“There is more to farming now than driving tractors up and down drills,” Greg said. “You have to be a lawyer, accountant, stockbroker and a computer programmer, while constantly being aware of your environmental footprint.”
Left: HCPSL extension agronomists Jarrod Sartor and Ellie McVeigh take soil samples on farm. Right: Nutrient management planning with HCPSL extension agronomist Jarrod SartorCredit: HCPSL.
Greg shared it was valuable to sit down with the HCPSL agronomist and talk about all the things that link together on the farm. “We know soil sampling is important, as well as matching our nutrient plans to the soil type, but through this project we can see the whole picture and put things into practice in the paddock.”
Soil health is measured through chemical, physical and biological characteristics. Physical and chemical soil constraints can be improved by applying ameliorants (gypsum, lime), reducing compaction, reducing tillage, direct drill planting, and promoting soil fungi. Biological soil health can be quickly improved by increasing the amount of organic material in the soil through mill mud, cane trash, fallow crop residues or green manure. When calculated properly and applied correctly, fertilisers can foster sustainable soil health.
“For me, the process was a continuation of the work I had done with becoming Smartcane BMP accredited,” said Greg.
On completion of core modules, Smartcane BMP provides Queensland cane growers with independent recognition and accreditation for their management of soil health and nutrients, irrigation and drainage, and weeds, pests and diseases.

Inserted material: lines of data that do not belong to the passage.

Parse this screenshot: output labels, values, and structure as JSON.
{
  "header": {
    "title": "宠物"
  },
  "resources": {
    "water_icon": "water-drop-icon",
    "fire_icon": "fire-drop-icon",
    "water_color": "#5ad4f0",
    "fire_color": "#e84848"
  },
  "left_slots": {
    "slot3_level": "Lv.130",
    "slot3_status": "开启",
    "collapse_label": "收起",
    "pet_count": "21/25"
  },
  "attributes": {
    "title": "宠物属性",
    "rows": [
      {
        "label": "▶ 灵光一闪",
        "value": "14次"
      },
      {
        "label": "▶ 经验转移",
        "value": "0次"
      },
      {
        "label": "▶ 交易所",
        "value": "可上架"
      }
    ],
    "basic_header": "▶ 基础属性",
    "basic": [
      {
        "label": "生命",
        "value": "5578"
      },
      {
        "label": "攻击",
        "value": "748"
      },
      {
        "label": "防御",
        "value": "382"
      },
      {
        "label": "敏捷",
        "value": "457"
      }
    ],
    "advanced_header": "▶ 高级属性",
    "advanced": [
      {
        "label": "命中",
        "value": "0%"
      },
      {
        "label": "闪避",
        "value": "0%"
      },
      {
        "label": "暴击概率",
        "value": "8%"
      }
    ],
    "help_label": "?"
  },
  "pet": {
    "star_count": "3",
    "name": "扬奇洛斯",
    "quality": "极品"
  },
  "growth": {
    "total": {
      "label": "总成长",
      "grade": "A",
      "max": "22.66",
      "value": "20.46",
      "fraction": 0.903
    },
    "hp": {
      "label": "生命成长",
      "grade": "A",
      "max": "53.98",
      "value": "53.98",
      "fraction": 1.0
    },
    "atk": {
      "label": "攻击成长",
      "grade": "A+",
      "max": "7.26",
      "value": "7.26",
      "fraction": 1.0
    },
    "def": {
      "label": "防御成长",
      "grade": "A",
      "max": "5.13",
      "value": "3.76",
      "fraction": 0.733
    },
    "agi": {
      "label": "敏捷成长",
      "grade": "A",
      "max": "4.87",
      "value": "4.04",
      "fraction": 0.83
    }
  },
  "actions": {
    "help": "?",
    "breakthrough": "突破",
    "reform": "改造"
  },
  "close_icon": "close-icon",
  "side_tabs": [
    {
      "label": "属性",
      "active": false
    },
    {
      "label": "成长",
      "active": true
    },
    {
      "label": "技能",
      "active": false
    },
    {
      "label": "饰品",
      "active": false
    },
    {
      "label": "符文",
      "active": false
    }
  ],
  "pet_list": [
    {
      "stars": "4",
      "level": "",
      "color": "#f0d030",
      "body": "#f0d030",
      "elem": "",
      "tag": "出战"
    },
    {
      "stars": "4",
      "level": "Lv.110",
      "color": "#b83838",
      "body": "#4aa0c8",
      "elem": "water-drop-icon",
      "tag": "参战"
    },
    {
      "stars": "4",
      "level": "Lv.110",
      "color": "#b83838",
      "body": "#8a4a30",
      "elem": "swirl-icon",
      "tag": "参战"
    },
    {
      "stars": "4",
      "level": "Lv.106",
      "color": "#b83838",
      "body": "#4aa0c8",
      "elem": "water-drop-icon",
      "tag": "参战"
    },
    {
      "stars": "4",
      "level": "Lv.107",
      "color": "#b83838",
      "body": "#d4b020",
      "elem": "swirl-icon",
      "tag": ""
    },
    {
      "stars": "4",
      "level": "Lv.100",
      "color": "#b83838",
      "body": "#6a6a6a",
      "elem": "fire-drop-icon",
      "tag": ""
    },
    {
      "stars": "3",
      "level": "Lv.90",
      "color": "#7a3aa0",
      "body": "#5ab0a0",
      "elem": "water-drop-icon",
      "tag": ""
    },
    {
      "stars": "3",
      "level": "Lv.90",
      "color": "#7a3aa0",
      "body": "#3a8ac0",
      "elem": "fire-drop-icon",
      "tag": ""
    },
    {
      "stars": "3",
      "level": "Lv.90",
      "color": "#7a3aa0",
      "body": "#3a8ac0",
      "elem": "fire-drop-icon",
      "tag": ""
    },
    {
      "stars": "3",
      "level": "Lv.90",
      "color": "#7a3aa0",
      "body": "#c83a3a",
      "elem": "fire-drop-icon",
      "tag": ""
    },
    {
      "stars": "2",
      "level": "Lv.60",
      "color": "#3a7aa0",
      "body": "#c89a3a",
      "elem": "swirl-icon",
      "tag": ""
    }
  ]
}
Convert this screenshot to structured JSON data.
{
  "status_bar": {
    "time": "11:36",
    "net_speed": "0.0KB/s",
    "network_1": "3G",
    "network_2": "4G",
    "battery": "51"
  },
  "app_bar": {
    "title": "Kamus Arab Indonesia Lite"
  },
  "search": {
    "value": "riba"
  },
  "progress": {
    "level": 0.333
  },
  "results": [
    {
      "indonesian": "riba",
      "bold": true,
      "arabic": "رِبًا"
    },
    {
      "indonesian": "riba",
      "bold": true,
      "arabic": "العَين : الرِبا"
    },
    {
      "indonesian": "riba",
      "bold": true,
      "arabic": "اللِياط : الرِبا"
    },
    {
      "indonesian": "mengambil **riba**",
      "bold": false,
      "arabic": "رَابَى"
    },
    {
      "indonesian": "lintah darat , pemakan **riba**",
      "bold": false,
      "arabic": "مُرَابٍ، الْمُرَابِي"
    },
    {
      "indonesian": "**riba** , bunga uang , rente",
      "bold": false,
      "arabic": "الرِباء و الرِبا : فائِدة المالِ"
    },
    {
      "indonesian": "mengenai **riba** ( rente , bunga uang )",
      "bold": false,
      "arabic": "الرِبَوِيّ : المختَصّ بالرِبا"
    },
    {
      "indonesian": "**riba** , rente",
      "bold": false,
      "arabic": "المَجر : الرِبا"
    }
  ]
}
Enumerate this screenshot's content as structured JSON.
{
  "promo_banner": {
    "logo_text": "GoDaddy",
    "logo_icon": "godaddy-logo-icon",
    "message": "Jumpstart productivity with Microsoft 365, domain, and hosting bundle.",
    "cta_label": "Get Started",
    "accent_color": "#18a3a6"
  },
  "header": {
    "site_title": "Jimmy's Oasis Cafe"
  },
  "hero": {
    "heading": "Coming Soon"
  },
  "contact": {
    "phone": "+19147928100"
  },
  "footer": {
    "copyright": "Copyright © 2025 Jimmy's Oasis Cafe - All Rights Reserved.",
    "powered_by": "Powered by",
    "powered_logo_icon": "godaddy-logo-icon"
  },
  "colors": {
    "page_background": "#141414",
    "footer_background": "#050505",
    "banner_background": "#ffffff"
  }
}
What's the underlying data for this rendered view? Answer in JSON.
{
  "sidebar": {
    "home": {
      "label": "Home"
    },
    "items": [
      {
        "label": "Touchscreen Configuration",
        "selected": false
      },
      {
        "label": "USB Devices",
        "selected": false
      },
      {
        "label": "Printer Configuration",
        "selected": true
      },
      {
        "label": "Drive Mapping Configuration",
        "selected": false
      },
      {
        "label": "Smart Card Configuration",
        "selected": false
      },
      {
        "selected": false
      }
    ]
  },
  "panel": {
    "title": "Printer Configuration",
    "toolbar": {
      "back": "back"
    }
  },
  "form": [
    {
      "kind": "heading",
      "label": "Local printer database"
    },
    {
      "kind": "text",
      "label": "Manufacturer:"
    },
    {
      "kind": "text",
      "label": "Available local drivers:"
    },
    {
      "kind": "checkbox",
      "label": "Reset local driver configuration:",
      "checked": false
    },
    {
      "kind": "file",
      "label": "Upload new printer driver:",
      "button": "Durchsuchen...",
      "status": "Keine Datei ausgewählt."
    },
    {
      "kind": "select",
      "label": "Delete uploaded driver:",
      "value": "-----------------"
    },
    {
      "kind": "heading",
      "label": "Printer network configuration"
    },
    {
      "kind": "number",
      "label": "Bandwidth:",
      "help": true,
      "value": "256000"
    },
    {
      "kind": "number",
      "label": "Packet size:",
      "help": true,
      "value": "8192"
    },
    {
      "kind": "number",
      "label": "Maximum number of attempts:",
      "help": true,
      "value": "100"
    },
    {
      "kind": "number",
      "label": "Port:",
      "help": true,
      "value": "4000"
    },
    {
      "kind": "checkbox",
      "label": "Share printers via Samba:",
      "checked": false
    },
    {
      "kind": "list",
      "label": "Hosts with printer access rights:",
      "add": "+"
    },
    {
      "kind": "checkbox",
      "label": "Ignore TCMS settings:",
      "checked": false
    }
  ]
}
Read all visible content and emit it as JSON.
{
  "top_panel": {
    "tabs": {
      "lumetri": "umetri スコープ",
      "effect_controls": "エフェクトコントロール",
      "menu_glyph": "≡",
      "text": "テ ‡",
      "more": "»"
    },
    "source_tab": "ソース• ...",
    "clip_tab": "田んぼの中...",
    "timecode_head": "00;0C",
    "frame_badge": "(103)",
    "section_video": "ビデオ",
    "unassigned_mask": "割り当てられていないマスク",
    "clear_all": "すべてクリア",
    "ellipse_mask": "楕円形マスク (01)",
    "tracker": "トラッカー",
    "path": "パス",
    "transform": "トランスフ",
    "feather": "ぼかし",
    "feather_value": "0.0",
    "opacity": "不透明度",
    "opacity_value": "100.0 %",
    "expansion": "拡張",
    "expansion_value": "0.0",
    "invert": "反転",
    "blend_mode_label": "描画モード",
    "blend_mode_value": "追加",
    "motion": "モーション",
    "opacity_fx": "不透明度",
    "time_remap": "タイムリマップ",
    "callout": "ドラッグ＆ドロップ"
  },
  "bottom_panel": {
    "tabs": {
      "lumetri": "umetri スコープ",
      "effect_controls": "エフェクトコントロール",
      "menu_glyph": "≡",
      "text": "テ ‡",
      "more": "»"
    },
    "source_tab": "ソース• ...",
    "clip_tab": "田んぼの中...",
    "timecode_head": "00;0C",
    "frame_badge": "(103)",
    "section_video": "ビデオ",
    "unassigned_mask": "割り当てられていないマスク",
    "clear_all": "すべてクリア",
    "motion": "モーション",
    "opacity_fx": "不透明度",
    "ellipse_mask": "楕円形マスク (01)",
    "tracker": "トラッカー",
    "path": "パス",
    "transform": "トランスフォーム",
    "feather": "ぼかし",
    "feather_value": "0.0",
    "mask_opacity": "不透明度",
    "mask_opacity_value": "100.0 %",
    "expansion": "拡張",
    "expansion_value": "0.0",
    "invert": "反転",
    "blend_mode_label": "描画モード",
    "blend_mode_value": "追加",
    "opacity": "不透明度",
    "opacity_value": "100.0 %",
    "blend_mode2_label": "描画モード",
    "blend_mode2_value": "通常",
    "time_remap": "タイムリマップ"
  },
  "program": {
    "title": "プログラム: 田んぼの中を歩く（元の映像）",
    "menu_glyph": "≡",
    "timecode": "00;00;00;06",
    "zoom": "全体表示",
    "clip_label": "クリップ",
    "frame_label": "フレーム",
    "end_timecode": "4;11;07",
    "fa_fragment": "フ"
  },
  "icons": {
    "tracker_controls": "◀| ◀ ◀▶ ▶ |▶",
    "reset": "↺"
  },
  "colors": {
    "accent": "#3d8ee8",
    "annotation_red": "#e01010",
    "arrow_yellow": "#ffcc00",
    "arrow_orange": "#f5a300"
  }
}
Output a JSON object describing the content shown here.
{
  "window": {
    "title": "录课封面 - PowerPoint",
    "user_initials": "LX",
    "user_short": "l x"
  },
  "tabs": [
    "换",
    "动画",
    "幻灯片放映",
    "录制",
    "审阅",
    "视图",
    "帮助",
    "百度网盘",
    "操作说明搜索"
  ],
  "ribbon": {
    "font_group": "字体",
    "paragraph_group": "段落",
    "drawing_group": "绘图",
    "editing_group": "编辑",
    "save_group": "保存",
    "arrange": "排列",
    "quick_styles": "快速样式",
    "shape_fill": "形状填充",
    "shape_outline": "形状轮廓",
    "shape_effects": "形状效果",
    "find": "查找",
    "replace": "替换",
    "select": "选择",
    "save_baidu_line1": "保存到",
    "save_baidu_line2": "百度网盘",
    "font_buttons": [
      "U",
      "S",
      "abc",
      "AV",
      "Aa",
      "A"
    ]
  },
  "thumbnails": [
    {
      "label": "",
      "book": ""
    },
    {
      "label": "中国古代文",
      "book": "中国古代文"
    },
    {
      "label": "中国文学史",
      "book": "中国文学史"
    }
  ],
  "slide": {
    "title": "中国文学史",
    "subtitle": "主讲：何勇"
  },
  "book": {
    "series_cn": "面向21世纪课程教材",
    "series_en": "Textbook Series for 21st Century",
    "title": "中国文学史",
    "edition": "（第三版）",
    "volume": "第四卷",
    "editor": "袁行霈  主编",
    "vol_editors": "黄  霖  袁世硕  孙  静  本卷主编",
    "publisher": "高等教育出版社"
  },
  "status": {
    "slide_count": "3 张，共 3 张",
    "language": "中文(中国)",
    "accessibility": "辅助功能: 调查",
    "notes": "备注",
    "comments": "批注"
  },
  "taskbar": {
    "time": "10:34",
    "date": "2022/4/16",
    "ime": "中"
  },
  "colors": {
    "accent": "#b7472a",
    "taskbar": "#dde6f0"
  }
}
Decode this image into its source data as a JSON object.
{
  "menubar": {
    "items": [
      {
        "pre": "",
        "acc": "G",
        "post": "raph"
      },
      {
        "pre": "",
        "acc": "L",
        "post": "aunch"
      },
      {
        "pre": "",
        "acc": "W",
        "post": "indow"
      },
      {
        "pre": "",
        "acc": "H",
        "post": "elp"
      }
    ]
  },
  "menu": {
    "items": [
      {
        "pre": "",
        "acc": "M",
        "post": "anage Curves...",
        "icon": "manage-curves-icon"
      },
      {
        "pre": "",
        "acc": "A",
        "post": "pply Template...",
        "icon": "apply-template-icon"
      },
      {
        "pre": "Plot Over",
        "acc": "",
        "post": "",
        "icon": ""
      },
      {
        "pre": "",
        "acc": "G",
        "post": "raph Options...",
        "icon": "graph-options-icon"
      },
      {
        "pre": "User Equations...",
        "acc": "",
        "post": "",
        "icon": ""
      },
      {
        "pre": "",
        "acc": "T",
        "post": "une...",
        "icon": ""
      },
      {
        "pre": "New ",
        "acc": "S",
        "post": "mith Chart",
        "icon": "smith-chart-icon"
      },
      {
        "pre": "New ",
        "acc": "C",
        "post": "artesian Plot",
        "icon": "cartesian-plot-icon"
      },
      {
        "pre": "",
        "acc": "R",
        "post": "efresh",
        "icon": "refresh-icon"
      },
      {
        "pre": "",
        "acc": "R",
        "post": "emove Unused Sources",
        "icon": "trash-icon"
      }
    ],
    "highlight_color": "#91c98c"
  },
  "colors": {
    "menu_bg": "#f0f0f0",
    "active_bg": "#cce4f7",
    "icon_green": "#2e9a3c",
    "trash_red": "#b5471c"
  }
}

Lower Herbert Growers Greg and Todd Erkkila review nutrient management plan. Credit: HCPSL.
Greg said it is great to get confirmation that farmers are doing the right thing for the environment. “Getting involved in this program shows that it has been worthwhile. If you’re established in the industry, it can be valuable to check where you are at, and if you are new and want to learn more, then it is perfect for that too,” he said.
“We love the Reef and want to do everything in our power to make sure we sustain it for generations to come,” said Greg.
Though Project CaNE™, 170 growers in the lower Herbert region have developed nutrient management plans across 16,051 hectares of cane farming land. Thirteen demonstration sites have been established to showcase best practices on-farm and farmers have benefited from new knowledge gained through the attendance of over 350 participants at workshops and field days. The project has resulted in a significant reduction in DIN entering the local waterways and making its way to the Great Barrier Reef.